HGF begins to rise and peaks at two hours, and then slowly declines. The physiological challenge is while levels of HGF peak at two hours, the expression of c-MET receptors on injured tissue peaks at 24 to 36 hours, creating a mismatch between the availability of HGF and the c-MET receptor it binds to. 10

Angion’s founder, Dr. Itzhak Goldberg, has made seminal discoveries related to the HGF/c-MET pathway and how it can be targeted in drug development.


  1. Bellomo R, et al. “Acute kidney injury.” The Lancet (2012); 380: 756-766.
  2. Perico N, et al. “Delayed graft function in kidney transplantation.” The Lancet (2004); 364:1814-1827.
  3. Centers for Disease Control and Prevention. “Dialysis Safety.” October 2017.
  4. Shoskes D, et al. “Delayed Graft Function in Renal Transplantation: Etiology,cManagmeent and Long-term Significance.” The Journal of Urology (1996); 155: 1831-1840.
  5. Brown, et al., “Duration of acute kidney injury impacts long-term survival after cardiac surgery.
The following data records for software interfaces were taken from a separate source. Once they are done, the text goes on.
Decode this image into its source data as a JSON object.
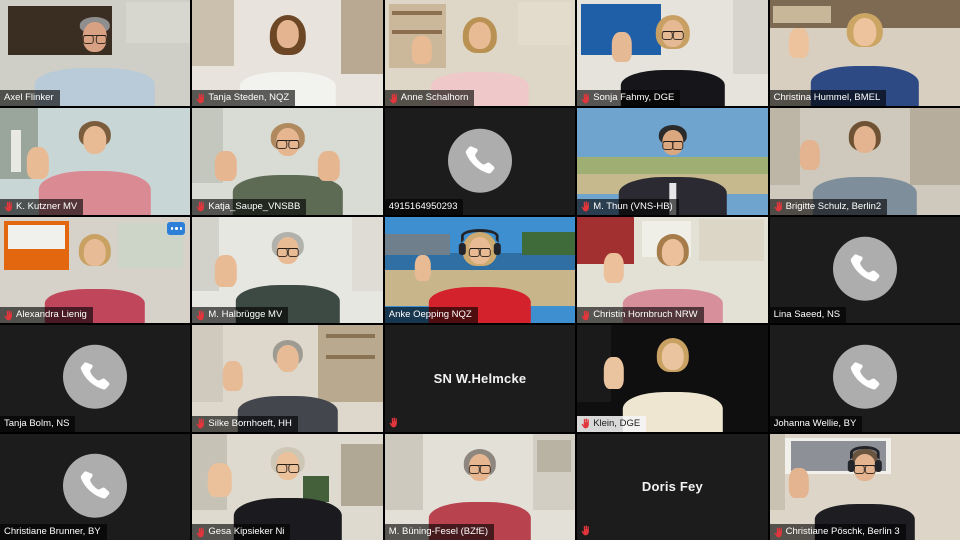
{
  "meeting": {
    "layout": "gallery",
    "columns": 5,
    "rows": 5,
    "accent_speaking": "#c8e64b",
    "accent_badge": "#2d7fd8",
    "hand_icon_color": "#e0363c"
  },
  "icons": {
    "phone": "phone-icon",
    "hand_raise": "hand-raise-icon",
    "more_options": "more-options-icon"
  },
  "participants": [
    {
      "id": "p1",
      "name": "Axel Flinker",
      "video": true,
      "hand": false,
      "label_style": "dark",
      "speaking": false
    },
    {
      "id": "p2",
      "name": "Tanja Steden, NQZ",
      "video": true,
      "hand": true,
      "label_style": "dark",
      "speaking": false
    },
    {
      "id": "p3",
      "name": "Anne Schalhorn",
      "video": true,
      "hand": true,
      "label_style": "dark",
      "speaking": false
    },
    {
      "id": "p4",
      "name": "Sonja Fahmy, DGE",
      "video": true,
      "hand": true,
      "label_style": "dark",
      "speaking": false
    },
    {
      "id": "p5",
      "name": "Christina Hummel, BMEL",
      "video": true,
      "hand": false,
      "label_style": "dark",
      "speaking": false
    },
    {
      "id": "p6",
      "name": "K. Kutzner MV",
      "video": true,
      "hand": true,
      "label_style": "dark",
      "speaking": false
    },
    {
      "id": "p7",
      "name": "Katja_Saupe_VNSBB",
      "video": true,
      "hand": true,
      "label_style": "dark",
      "speaking": false
    },
    {
      "id": "p8",
      "name": "4915164950293",
      "video": false,
      "hand": false,
      "label_style": "dark",
      "speaking": false
    },
    {
      "id": "p9",
      "name": "M. Thun (VNS-HB)",
      "video": true,
      "hand": true,
      "label_style": "dark",
      "speaking": false
    },
    {
      "id": "p10",
      "name": "Brigitte Schulz, Berlin2",
      "video": true,
      "hand": true,
      "label_style": "dark",
      "speaking": false
    },
    {
      "id": "p11",
      "name": "Alexandra Lienig",
      "video": true,
      "hand": true,
      "label_style": "dark",
      "speaking": false,
      "more_options": true
    },
    {
      "id": "p12",
      "name": "M. Halbrügge MV",
      "video": true,
      "hand": true,
      "label_style": "dark",
      "speaking": false
    },
    {
      "id": "p13",
      "name": "Anke Oepping NQZ",
      "video": true,
      "hand": false,
      "label_style": "dark",
      "speaking": true
    },
    {
      "id": "p14",
      "name": "Christin Hornbruch NRW",
      "video": true,
      "hand": true,
      "label_style": "dark",
      "speaking": false
    },
    {
      "id": "p15",
      "name": "Lina Saeed, NS",
      "video": false,
      "hand": false,
      "label_style": "dark",
      "speaking": false
    },
    {
      "id": "p16",
      "name": "Tanja Bolm, NS",
      "video": false,
      "hand": false,
      "label_style": "dark",
      "speaking": false
    },
    {
      "id": "p17",
      "name": "Silke Bornhoeft, HH",
      "video": true,
      "hand": true,
      "label_style": "dark",
      "speaking": false
    },
    {
      "id": "p18",
      "name": "SN W.Helmcke",
      "video": false,
      "hand": true,
      "label_style": "center",
      "speaking": false
    },
    {
      "id": "p19",
      "name": "Klein, DGE",
      "video": true,
      "hand": true,
      "label_style": "light",
      "speaking": false
    },
    {
      "id": "p20",
      "name": "Johanna Wellie, BY",
      "video": false,
      "hand": false,
      "label_style": "dark",
      "speaking": false
    },
    {
      "id": "p21",
      "name": "Christiane Brunner, BY",
      "video": false,
      "hand": false,
      "label_style": "dark",
      "speaking": false
    },
    {
      "id": "p22",
      "name": "Gesa Kipsieker Ni",
      "video": true,
      "hand": true,
      "label_style": "dark",
      "speaking": false
    },
    {
      "id": "p23",
      "name": "M. Büning-Fesel (BZfE)",
      "video": true,
      "hand": false,
      "label_style": "dark",
      "speaking": false
    },
    {
      "id": "p24",
      "name": "Doris Fey",
      "video": false,
      "hand": true,
      "label_style": "center",
      "speaking": false
    },
    {
      "id": "p25",
      "name": "Christiane Pöschk, Berlin 3",
      "video": true,
      "hand": true,
      "label_style": "dark",
      "speaking": false
    }
  ]
}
The Annals of thoracic surgery. (2010); 90(4).
  6. Schnuellee, P et al., “Comparison of early renal function parameters for the prediction of 5-year graft survival after kidney transplantation.” Nephrology Dialysis Transplantation (2006); 22: 235–245.
  7. Mannon, RB “Delayed Graft Function: The AKI of Kidney Transplantation.” Nephron (2018); 140 (2): 94-98.
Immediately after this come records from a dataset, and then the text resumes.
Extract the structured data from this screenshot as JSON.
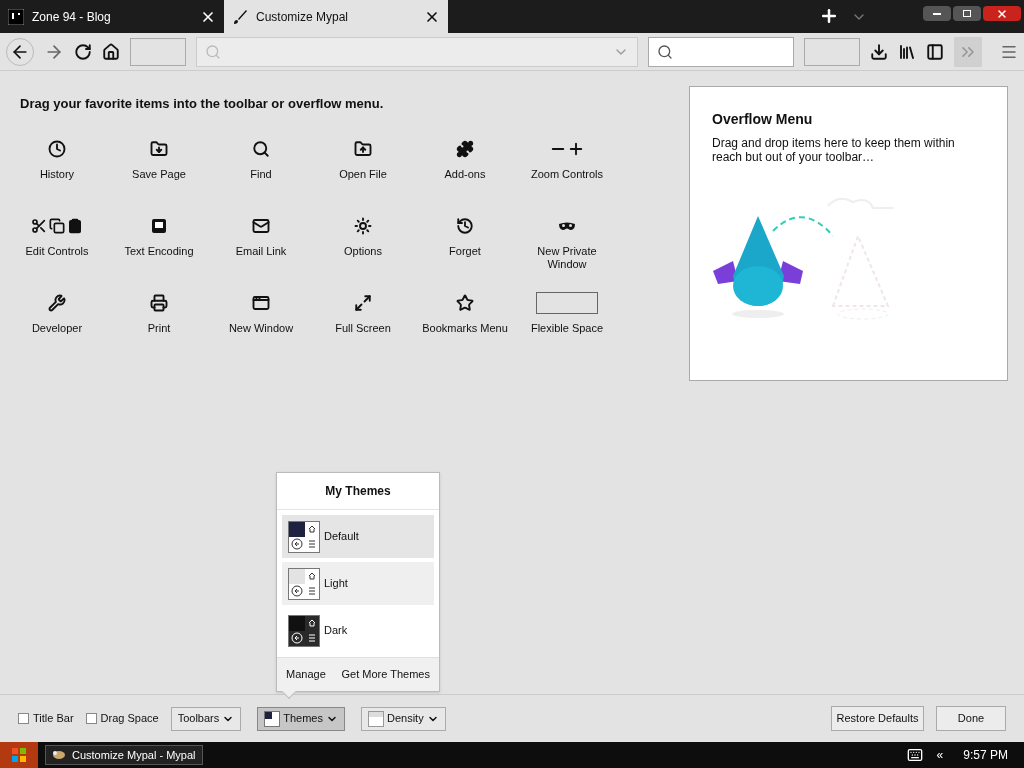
{
  "tabs": [
    {
      "title": "Zone 94 - Blog",
      "selected": false
    },
    {
      "title": "Customize Mypal",
      "selected": true
    }
  ],
  "instruction": "Drag your favorite items into the toolbar or overflow menu.",
  "palette": [
    {
      "label": "History",
      "kind": "clock"
    },
    {
      "label": "Save Page",
      "kind": "save"
    },
    {
      "label": "Find",
      "kind": "search"
    },
    {
      "label": "Open File",
      "kind": "open"
    },
    {
      "label": "Add-ons",
      "kind": "puzzle"
    },
    {
      "label": "Zoom Controls",
      "kind": "zoom"
    },
    {
      "label": "Edit Controls",
      "kind": "edit"
    },
    {
      "label": "Text Encoding",
      "kind": "encoding"
    },
    {
      "label": "Email Link",
      "kind": "mail"
    },
    {
      "label": "Options",
      "kind": "gear"
    },
    {
      "label": "Forget",
      "kind": "forget"
    },
    {
      "label": "New Private Window",
      "kind": "mask"
    },
    {
      "label": "Developer",
      "kind": "wrench"
    },
    {
      "label": "Print",
      "kind": "print"
    },
    {
      "label": "New Window",
      "kind": "window"
    },
    {
      "label": "Full Screen",
      "kind": "fullscreen"
    },
    {
      "label": "Bookmarks Menu",
      "kind": "star"
    },
    {
      "label": "Flexible Space",
      "kind": "spacer"
    }
  ],
  "overflow_panel": {
    "title": "Overflow Menu",
    "text": "Drag and drop items here to keep them within reach but out of your toolbar…"
  },
  "themes_popup": {
    "title": "My Themes",
    "themes": [
      {
        "name": "Default",
        "kind": "default",
        "selected": true,
        "hovered": false
      },
      {
        "name": "Light",
        "kind": "light",
        "selected": false,
        "hovered": true
      },
      {
        "name": "Dark",
        "kind": "dark",
        "selected": false,
        "hovered": false
      }
    ],
    "links": [
      "Manage",
      "Get More Themes"
    ]
  },
  "footer": {
    "checkboxes": [
      {
        "label": "Title Bar",
        "checked": false
      },
      {
        "label": "Drag Space",
        "checked": false
      }
    ],
    "menus": [
      {
        "label": "Toolbars",
        "kind": "plain",
        "open": false
      },
      {
        "label": "Themes",
        "kind": "themes",
        "open": true
      },
      {
        "label": "Density",
        "kind": "density",
        "open": false
      }
    ],
    "buttons": [
      "Restore Defaults",
      "Done"
    ]
  },
  "taskbar": {
    "task": "Customize Mypal - Mypal",
    "tray_toggle": "«",
    "clock": "9:57 PM"
  }
}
  8. Benjamin et al. “Forecasting the future of cardiovascular disease in the United States; a policy statement from the American Heart Association.” Circulation. (2018);137:e67–e492.
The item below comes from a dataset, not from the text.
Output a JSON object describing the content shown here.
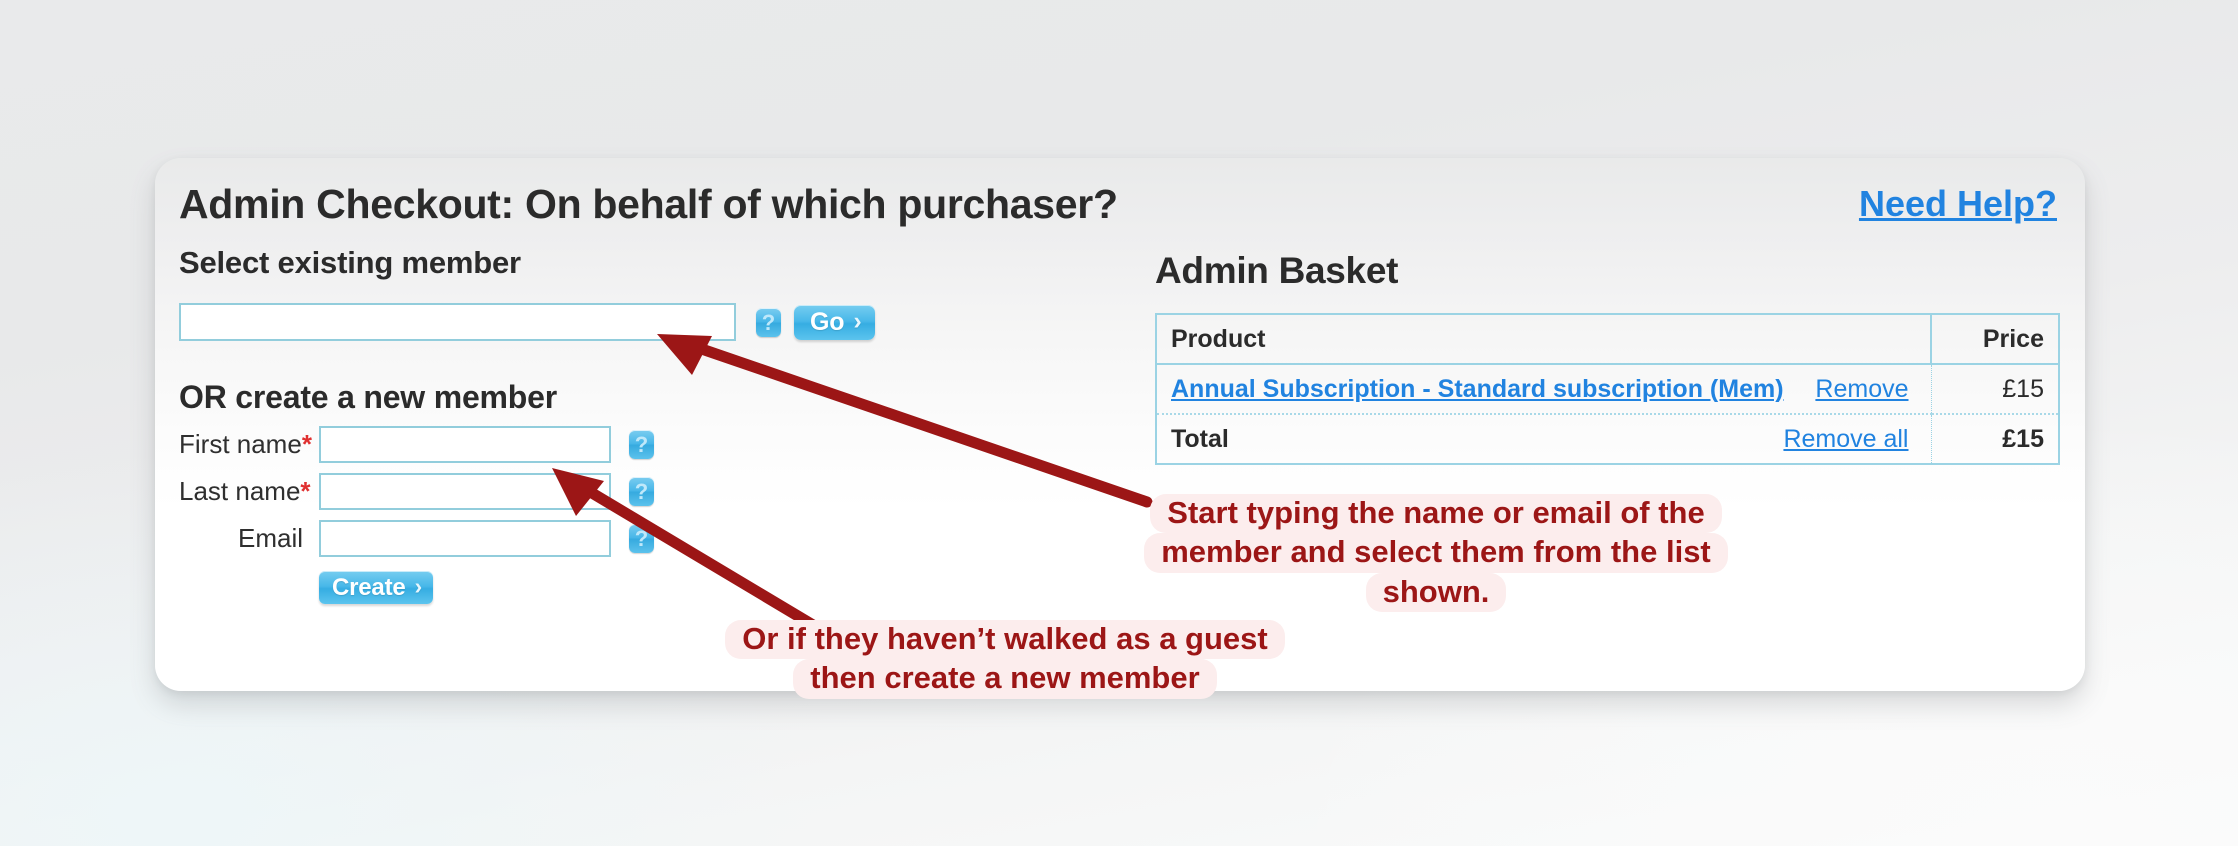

  9. O’Neal JB, et al., “Acute kidney injury following cardiac surgery; current understanding and future directions.” Critical Care (2016); 20:187.
  10. Liu Y, et al. Up-regulation of hepatocyte growth receptor: an amplification and targeting mechanism for hepatocyte growth factor action in acute renal failure.” Kidney International (1999); 55: 442–453.
  11. Homsi E, et al. “Endogenous hepatocyte growth factor attenuates inflammatory response in glycerol-induced acute kidney injury. American journal of nephrology (2009); 29(4):283-91.
  12. Rabkin R, et al. “Hepatocyte growth factor receptor in acute tubular necrosis.” Journal of the American Society of Nephrology. (2001). 12(3): 531–540.
  13. Joannidis M, et al. “Regional expression of hepatocyte growth factor/c-met in experimental renal hypertrophy and hyperplasia.” AJP Renal (1994); 267(2): F231-F236.
  14. Funakoshi, N & Nakamura T, “Hepatocyte growth factor: diagnosis to clinical applications.” Clinica Chimica Acta. (2003); 327:1 – 23.
  15. Nakamura T, et al. “Hepatocyte growth factor twenty years on: Much more than a growth factor.” Journal of Gastroenterology and Hepatology (2011); 26: Suppl. 1; 188–202.
  16. Liu Y, et al. Up-regulation of hepatocyte growth receptor: an amplification and targeting mechanism for hepatocyte growth factor action in acute renal failure.” Kidney International (1999); 55: 442–453.
  17. Dai C, et al. “Intravenous administration of hepatocyte growth factor gene ameliorates diabetic nephropathy in mice.” J Am Soc Nephrol. (2004); 15 (10): 2637-2647.
  18. Zhou D, et al. “Activation of hepatocyte growth factor receptor, c-met, in renal tubules is required for renoprotection after acute kidney injury.” Kidney International. (2013); 84(3): 509–520.